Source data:
══════

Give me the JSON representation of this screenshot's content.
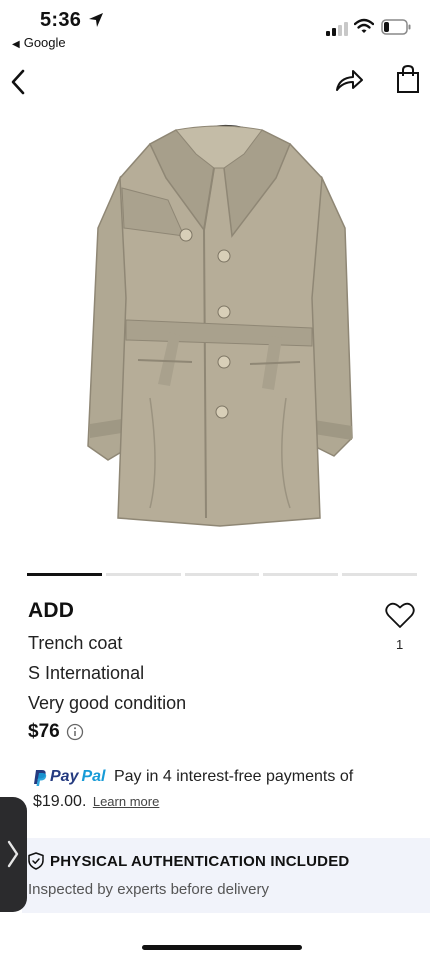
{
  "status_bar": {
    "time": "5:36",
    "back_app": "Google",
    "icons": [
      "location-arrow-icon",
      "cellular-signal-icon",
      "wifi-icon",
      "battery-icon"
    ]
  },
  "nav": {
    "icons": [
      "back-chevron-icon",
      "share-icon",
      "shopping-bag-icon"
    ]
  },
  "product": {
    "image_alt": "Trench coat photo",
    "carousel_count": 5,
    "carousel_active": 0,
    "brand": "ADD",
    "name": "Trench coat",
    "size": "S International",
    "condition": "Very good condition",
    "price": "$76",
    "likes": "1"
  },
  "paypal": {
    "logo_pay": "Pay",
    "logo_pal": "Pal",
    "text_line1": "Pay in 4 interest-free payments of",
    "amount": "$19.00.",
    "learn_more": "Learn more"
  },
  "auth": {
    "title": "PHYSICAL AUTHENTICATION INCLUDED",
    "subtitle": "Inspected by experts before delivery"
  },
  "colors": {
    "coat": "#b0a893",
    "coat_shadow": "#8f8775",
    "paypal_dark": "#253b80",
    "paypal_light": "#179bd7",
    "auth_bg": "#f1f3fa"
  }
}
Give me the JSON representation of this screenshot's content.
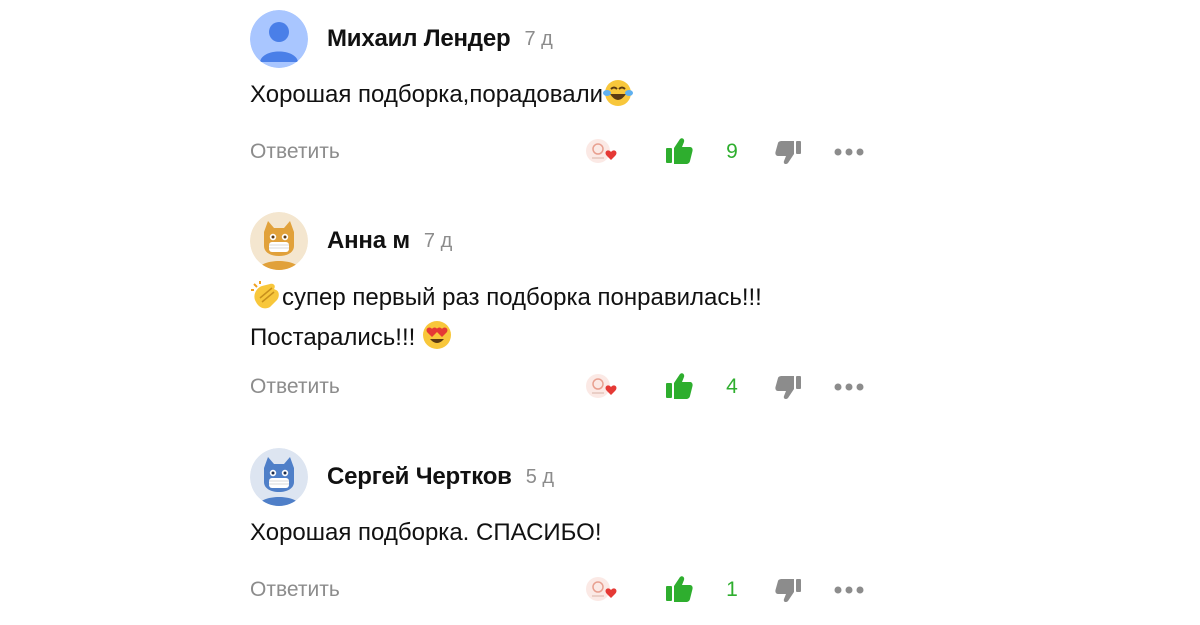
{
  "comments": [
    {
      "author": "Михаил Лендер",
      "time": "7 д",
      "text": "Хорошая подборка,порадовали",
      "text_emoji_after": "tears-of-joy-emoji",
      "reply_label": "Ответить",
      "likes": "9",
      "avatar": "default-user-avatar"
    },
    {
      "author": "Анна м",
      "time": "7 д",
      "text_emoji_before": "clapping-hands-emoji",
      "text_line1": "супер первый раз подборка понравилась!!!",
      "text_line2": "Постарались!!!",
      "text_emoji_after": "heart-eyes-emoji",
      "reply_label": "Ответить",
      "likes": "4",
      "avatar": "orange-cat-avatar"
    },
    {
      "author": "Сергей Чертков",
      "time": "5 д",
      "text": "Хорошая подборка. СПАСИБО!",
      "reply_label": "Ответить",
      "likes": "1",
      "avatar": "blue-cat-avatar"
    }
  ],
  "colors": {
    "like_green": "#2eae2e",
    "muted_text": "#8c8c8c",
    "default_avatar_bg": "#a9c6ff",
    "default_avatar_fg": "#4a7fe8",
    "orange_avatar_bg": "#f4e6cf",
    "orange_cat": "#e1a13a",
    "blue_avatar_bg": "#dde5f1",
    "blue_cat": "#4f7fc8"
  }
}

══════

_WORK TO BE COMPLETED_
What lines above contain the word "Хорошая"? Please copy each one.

_RESPONSE BELOW_
      "text": "Хорошая подборка,порадовали",
      "text": "Хорошая подборка. СПАСИБО!",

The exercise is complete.